skip navigation

Justinfo Subscribe to Stay Informed

Add your conference to our Justice Events calendar


NCJRS Abstract


Subscribe to Stay Informed
Want to be in the know? JUSTINFO is a biweekly e-newsletter containing information about new publications, events, training, funding opportunities, and Web-based resources available from the NCJRS Federal sponsors. Sign up to get JUSTINFO in your inbox.

The document referenced below is part of the NCJRS Library collection.
To conduct further searches of the collection, visit the NCJRS Abstracts Database.

How to Obtain Documents
NCJ Number: NCJ 236951     Find in a Library
Title: Physiological Model of Excited Delirium
  Document URL: PDF 
Author(s): Cynthia Bir, Ph.D.
Date Published: 2010
Page Count: 30
  Annotation: Although the effects of conductive energy weapons (CEWs) on healthy, anesthetized swine and normal human beings are apparently transient, concerns have been raised about their use on vulnerable populations, which include individuals who have a compromised physiology that involves the abnormal state of excited delirium (ED), which may be due to drug abuse or psychosis; the current study used a modified fixed volume hemorrhage model, along with external warming, to create the reported patho-physiology in testing the effects of CEW.
Abstract: The hemorrhage and hyperthermia completed for this study caused a stress on the subject animals, which resulted in an increase in heart rate and catecholamines, a decrease in mean arterial pressure, a decrease in pH, and an increase in lactate. All five animals in the control hemorrhage and hyperthermia group survived the 4-hour time period after the induction of stress. One of the five animals experienced serious arrhythmias 4 hours after the hemorrhage. The main implication of this research is the use of these findings in guiding a policy related to the use of CEWs in similarly stressful operational scenarios. Such information can be useful to law enforcement agencies when making decisions related to the deployment of CEWs. In addition, knowledge related to the physiological effects of CEW used in compromised individuals is useful to emergency medical personnel for determination of proper medical treatment and the development of treatment protocols. 31 figures and 14 references
Main Term(s): Police weapons
Index Term(s): Drug effects ; Less Lethal/ Nonlethal Weapons ; Biological influences ; Environmental influences ; Tasers ; NIJ final report
Sponsoring Agency: National Institute of Justice (NIJ)
US Department of Justice
Office of Justice Programs
United States of America
Grant Number: 2007-IJ-CX-K003
Sale Source: National Institute of Justice/NCJRS
Box 6000
Rockville, MD 20849
United States of America

NCJRS Photocopy Services
Box 6000
Rockville, MD 20849-6000
United States of America
Type: Report (Study/Research) ; Test/Measurement
Country: United States of America
Language: English
  To cite this abstract, use the following link:

* A link to the full-text document is provided whenever possible.
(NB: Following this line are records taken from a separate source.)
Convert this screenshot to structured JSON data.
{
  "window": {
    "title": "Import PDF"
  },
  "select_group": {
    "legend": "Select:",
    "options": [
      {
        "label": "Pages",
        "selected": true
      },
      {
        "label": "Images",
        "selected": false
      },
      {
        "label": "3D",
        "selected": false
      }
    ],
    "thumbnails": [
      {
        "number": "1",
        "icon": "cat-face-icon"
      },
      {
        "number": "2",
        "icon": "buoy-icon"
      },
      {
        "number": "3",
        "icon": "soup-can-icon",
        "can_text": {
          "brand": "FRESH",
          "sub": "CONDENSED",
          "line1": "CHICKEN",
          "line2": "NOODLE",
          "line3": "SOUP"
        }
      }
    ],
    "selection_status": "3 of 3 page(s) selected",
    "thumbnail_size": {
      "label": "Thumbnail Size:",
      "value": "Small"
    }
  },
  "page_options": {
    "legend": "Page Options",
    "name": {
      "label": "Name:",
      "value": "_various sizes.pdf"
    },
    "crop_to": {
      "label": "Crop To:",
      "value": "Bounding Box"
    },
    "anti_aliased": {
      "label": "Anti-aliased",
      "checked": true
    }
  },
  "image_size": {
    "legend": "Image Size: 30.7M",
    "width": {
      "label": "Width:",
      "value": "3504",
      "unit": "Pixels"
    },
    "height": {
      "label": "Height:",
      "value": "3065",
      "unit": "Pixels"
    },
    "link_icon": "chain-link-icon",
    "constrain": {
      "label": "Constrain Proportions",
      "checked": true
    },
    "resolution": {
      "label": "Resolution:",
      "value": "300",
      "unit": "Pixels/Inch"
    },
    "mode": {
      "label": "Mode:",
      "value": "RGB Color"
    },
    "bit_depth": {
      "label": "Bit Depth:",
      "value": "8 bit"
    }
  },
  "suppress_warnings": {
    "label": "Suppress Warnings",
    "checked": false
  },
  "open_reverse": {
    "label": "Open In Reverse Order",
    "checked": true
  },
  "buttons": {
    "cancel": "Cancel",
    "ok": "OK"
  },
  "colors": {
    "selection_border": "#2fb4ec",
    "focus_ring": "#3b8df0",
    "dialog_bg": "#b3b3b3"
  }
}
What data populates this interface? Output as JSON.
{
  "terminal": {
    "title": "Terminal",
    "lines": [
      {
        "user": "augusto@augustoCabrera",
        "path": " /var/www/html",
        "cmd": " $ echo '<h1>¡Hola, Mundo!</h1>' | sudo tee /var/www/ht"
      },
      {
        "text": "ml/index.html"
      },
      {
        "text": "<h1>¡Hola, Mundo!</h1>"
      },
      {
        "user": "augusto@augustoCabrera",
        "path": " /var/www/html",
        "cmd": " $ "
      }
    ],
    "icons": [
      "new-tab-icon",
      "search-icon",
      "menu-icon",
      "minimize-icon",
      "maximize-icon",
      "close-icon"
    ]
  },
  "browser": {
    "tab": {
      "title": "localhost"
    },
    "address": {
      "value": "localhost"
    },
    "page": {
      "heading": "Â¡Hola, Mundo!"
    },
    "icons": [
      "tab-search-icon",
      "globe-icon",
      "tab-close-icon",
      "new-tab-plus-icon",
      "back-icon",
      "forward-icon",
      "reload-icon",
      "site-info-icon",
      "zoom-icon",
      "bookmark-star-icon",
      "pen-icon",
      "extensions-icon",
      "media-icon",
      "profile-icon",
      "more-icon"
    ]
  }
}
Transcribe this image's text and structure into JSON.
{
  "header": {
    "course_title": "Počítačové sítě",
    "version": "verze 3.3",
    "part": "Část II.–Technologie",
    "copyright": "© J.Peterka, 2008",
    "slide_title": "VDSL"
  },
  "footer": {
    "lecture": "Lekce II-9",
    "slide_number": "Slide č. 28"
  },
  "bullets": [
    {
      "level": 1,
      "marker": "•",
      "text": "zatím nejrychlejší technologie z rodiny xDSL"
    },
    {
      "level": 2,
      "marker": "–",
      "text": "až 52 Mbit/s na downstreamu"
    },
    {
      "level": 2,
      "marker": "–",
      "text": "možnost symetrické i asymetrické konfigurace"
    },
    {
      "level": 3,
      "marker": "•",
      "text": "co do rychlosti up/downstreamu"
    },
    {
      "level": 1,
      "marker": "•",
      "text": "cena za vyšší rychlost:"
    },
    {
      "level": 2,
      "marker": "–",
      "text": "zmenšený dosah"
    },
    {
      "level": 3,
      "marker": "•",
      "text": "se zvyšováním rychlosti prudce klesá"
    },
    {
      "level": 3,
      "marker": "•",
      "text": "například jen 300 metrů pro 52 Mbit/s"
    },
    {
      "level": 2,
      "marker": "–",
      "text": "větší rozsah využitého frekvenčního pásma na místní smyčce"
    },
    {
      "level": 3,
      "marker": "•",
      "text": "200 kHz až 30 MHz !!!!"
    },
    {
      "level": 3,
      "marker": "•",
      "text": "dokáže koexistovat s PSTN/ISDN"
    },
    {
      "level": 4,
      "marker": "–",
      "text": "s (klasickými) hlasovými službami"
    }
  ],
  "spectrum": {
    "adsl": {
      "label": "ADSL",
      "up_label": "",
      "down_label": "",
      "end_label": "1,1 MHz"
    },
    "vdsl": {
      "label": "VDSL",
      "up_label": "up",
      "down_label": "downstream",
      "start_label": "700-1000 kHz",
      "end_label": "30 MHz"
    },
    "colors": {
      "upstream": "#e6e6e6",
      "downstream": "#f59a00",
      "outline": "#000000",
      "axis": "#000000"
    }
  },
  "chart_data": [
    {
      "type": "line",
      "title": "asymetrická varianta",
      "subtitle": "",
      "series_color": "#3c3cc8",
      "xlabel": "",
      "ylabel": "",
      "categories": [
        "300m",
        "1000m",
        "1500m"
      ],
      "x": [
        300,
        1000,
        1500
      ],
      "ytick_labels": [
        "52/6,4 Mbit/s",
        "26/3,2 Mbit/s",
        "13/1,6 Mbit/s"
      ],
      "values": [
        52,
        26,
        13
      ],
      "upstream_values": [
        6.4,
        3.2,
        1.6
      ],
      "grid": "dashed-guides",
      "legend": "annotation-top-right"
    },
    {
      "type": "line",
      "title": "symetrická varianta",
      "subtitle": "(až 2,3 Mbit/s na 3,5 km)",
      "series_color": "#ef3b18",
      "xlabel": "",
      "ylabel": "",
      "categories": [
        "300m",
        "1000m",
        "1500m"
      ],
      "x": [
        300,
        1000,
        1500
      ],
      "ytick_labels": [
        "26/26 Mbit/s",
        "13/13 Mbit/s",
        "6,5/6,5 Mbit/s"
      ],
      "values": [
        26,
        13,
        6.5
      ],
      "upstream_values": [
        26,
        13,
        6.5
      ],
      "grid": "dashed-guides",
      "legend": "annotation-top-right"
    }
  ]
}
For documents not available online, a link to the publisher's web site is provided.